TASK BRIEF: The entries should be written out again exactly as they read.

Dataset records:
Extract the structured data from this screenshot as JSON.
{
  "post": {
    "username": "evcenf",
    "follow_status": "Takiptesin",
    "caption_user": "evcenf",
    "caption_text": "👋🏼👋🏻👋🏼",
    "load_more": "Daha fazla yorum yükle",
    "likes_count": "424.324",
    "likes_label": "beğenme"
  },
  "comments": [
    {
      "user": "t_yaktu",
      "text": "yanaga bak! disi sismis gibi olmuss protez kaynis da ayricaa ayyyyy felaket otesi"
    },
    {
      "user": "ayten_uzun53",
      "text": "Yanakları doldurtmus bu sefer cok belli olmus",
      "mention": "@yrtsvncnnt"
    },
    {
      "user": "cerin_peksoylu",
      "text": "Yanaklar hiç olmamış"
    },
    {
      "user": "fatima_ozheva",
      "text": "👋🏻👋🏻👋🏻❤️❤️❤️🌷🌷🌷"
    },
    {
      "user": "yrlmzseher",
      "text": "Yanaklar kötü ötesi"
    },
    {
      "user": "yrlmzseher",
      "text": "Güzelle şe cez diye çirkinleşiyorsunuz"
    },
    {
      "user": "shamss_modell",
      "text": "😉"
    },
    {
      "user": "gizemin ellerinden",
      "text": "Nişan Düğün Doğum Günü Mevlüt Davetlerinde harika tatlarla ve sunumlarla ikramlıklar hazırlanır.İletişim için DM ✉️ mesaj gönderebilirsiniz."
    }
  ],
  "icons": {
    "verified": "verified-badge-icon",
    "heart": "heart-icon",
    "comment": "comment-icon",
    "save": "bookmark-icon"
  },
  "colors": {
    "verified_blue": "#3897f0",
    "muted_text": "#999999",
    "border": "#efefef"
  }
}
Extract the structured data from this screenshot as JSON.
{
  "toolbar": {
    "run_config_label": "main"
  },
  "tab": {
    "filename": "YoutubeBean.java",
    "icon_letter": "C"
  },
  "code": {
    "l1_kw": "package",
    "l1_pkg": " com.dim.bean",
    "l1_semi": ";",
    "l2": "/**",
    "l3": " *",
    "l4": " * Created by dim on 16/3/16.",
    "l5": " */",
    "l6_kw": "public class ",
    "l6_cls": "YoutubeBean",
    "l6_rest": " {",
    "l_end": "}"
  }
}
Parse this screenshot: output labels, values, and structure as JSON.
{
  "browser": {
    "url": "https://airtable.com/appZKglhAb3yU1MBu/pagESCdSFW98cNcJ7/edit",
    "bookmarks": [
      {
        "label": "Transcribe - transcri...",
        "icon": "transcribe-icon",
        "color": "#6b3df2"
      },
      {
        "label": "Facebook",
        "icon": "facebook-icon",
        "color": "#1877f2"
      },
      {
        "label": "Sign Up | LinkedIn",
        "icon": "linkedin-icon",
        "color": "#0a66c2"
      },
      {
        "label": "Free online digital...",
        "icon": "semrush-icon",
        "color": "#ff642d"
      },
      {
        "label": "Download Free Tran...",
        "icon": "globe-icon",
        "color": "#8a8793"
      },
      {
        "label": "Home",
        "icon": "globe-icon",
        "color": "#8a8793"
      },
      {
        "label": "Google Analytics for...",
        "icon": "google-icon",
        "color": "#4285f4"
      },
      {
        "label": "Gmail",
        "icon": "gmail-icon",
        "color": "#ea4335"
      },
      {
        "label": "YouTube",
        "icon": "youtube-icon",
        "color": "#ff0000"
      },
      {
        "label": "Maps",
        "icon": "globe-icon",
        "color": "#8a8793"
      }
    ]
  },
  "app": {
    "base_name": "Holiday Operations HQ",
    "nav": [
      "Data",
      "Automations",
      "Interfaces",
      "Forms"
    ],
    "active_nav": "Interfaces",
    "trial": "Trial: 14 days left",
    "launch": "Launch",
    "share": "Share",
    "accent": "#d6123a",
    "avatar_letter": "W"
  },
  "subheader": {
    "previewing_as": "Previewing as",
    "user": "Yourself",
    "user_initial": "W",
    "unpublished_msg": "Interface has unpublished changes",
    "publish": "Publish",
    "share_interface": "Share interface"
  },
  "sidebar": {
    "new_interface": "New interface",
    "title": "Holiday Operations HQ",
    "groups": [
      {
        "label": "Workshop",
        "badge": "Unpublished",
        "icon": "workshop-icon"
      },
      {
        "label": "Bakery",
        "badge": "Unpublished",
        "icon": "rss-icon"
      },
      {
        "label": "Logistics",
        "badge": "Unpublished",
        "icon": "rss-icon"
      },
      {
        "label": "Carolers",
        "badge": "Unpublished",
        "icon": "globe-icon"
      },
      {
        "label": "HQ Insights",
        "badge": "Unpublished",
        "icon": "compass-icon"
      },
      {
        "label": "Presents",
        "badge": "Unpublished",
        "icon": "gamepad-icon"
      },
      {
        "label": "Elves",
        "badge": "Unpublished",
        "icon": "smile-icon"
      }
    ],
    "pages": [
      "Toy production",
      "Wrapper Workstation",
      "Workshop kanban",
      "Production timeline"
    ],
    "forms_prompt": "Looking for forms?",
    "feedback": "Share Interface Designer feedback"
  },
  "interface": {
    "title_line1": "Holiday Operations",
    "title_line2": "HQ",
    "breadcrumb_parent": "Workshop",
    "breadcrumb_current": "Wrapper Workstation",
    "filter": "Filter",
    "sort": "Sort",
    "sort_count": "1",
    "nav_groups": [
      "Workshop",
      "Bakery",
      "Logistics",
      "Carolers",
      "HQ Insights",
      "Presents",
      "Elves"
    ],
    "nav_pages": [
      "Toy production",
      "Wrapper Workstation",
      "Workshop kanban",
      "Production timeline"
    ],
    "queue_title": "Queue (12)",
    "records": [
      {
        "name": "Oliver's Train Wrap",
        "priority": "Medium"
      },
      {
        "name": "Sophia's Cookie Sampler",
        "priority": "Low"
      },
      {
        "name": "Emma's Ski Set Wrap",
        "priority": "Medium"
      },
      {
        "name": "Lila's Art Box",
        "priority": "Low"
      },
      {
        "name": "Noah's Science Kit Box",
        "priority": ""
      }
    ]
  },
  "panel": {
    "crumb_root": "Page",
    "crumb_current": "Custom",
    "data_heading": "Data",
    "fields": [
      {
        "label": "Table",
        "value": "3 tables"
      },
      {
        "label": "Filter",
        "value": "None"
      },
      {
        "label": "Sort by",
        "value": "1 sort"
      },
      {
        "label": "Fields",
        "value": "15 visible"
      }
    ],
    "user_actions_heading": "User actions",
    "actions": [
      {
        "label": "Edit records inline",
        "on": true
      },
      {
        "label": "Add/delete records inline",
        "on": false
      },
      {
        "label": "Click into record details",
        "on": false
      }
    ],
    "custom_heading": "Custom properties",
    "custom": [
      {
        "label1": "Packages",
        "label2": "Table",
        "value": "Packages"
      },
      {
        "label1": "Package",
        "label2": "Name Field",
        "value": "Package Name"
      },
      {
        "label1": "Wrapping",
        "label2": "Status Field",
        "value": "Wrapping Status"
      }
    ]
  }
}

SOLVED EXERCISE:
Extract the structured data from this screenshot as JSON.
{
  "post": {
    "username": "evcenf",
    "follow_status": "Takiptesin",
    "caption_user": "evcenf",
    "caption_text": "👋🏼👋🏻👋🏼",
    "load_more": "Daha fazla yorum yükle",
    "likes_count": "424.324",
    "likes_label": "beğenme"
  },
  "comments": [
    {
      "user": "t_yaktu",
      "text": "yanaga bak! disi sismis gibi olmuss protez kaynis da ayricaa ayyyyy felaket otesi"
    },
    {
      "user": "ayten_uzun53",
      "text": "Yanakları doldurtmus bu sefer cok belli olmus",
      "mention": "@yrtsvncnnt"
    },
    {
      "user": "cerin_peksoylu",
      "text": "Yanaklar hiç olmamış"
    },
    {
      "user": "fatima_ozheva",
      "text": "👋🏻👋🏻👋🏻❤️❤️❤️🌷🌷🌷"
    },
    {
      "user": "yrlmzseher",
      "text": "Yanaklar kötü ötesi"
    },
    {
      "user": "yrlmzseher",
      "text": "Güzelle şe cez diye çirkinleşiyorsunuz"
    },
    {
      "user": "shamss_modell",
      "text": "😉"
    },
    {
      "user": "gizemin ellerinden",
      "text": "Nişan Düğün Doğum Günü Mevlüt Davetlerinde harika tatlarla ve sunumlarla ikramlıklar hazırlanır.İletişim için DM ✉️ mesaj gönderebilirsiniz."
    }
  ],
  "icons": {
    "verified": "verified-badge-icon",
    "heart": "heart-icon",
    "comment": "comment-icon",
    "save": "bookmark-icon"
  },
  "colors": {
    "verified_blue": "#3897f0",
    "muted_text": "#999999",
    "border": "#efefef"
  }
}
Extract the structured data from this screenshot as JSON.
{
  "toolbar": {
    "run_config_label": "main"
  },
  "tab": {
    "filename": "YoutubeBean.java",
    "icon_letter": "C"
  },
  "code": {
    "l1_kw": "package",
    "l1_pkg": " com.dim.bean",
    "l1_semi": ";",
    "l2": "/**",
    "l3": " *",
    "l4": " * Created by dim on 16/3/16.",
    "l5": " */",
    "l6_kw": "public class ",
    "l6_cls": "YoutubeBean",
    "l6_rest": " {",
    "l_end": "}"
  }
}
Parse this screenshot: output labels, values, and structure as JSON.
{
  "browser": {
    "url": "https://airtable.com/appZKglhAb3yU1MBu/pagESCdSFW98cNcJ7/edit",
    "bookmarks": [
      {
        "label": "Transcribe - transcri...",
        "icon": "transcribe-icon",
        "color": "#6b3df2"
      },
      {
        "label": "Facebook",
        "icon": "facebook-icon",
        "color": "#1877f2"
      },
      {
        "label": "Sign Up | LinkedIn",
        "icon": "linkedin-icon",
        "color": "#0a66c2"
      },
      {
        "label": "Free online digital...",
        "icon": "semrush-icon",
        "color": "#ff642d"
      },
      {
        "label": "Download Free Tran...",
        "icon": "globe-icon",
        "color": "#8a8793"
      },
      {
        "label": "Home",
        "icon": "globe-icon",
        "color": "#8a8793"
      },
      {
        "label": "Google Analytics for...",
        "icon": "google-icon",
        "color": "#4285f4"
      },
      {
        "label": "Gmail",
        "icon": "gmail-icon",
        "color": "#ea4335"
      },
      {
        "label": "YouTube",
        "icon": "youtube-icon",
        "color": "#ff0000"
      },
      {
        "label": "Maps",
        "icon": "globe-icon",
        "color": "#8a8793"
      }
    ]
  },
  "app": {
    "base_name": "Holiday Operations HQ",
    "nav": [
      "Data",
      "Automations",
      "Interfaces",
      "Forms"
    ],
    "active_nav": "Interfaces",
    "trial": "Trial: 14 days left",
    "launch": "Launch",
    "share": "Share",
    "accent": "#d6123a",
    "avatar_letter": "W"
  },
  "subheader": {
    "previewing_as": "Previewing as",
    "user": "Yourself",
    "user_initial": "W",
    "unpublished_msg": "Interface has unpublished changes",
    "publish": "Publish",
    "share_interface": "Share interface"
  },
  "sidebar": {
    "new_interface": "New interface",
    "title": "Holiday Operations HQ",
    "groups": [
      {
        "label": "Workshop",
        "badge": "Unpublished",
        "icon": "workshop-icon"
      },
      {
        "label": "Bakery",
        "badge": "Unpublished",
        "icon": "rss-icon"
      },
      {
        "label": "Logistics",
        "badge": "Unpublished",
        "icon": "rss-icon"
      },
      {
        "label": "Carolers",
        "badge": "Unpublished",
        "icon": "globe-icon"
      },
      {
        "label": "HQ Insights",
        "badge": "Unpublished",
        "icon": "compass-icon"
      },
      {
        "label": "Presents",
        "badge": "Unpublished",
        "icon": "gamepad-icon"
      },
      {
        "label": "Elves",
        "badge": "Unpublished",
        "icon": "smile-icon"
      }
    ],
    "pages": [
      "Toy production",
      "Wrapper Workstation",
      "Workshop kanban",
      "Production timeline"
    ],
    "forms_prompt": "Looking for forms?",
    "feedback": "Share Interface Designer feedback"
  },
  "interface": {
    "title_line1": "Holiday Operations",
    "title_line2": "HQ",
    "breadcrumb_parent": "Workshop",
    "breadcrumb_current": "Wrapper Workstation",
    "filter": "Filter",
    "sort": "Sort",
    "sort_count": "1",
    "nav_groups": [
      "Workshop",
      "Bakery",
      "Logistics",
      "Carolers",
      "HQ Insights",
      "Presents",
      "Elves"
    ],
    "nav_pages": [
      "Toy production",
      "Wrapper Workstation",
      "Workshop kanban",
      "Production timeline"
    ],
    "queue_title": "Queue (12)",
    "records": [
      {
        "name": "Oliver's Train Wrap",
        "priority": "Medium"
      },
      {
        "name": "Sophia's Cookie Sampler",
        "priority": "Low"
      },
      {
        "name": "Emma's Ski Set Wrap",
        "priority": "Medium"
      },
      {
        "name": "Lila's Art Box",
        "priority": "Low"
      },
      {
        "name": "Noah's Science Kit Box",
        "priority": ""
      }
    ]
  },
  "panel": {
    "crumb_root": "Page",
    "crumb_current": "Custom",
    "data_heading": "Data",
    "fields": [
      {
        "label": "Table",
        "value": "3 tables"
      },
      {
        "label": "Filter",
        "value": "None"
      },
      {
        "label": "Sort by",
        "value": "1 sort"
      },
      {
        "label": "Fields",
        "value": "15 visible"
      }
    ],
    "user_actions_heading": "User actions",
    "actions": [
      {
        "label": "Edit records inline",
        "on": true
      },
      {
        "label": "Add/delete records inline",
        "on": false
      },
      {
        "label": "Click into record details",
        "on": false
      }
    ],
    "custom_heading": "Custom properties",
    "custom": [
      {
        "label1": "Packages",
        "label2": "Table",
        "value": "Packages"
      },
      {
        "label1": "Package",
        "label2": "Name Field",
        "value": "Package Name"
      },
      {
        "label1": "Wrapping",
        "label2": "Status Field",
        "value": "Wrapping Status"
      }
    ]
  }
}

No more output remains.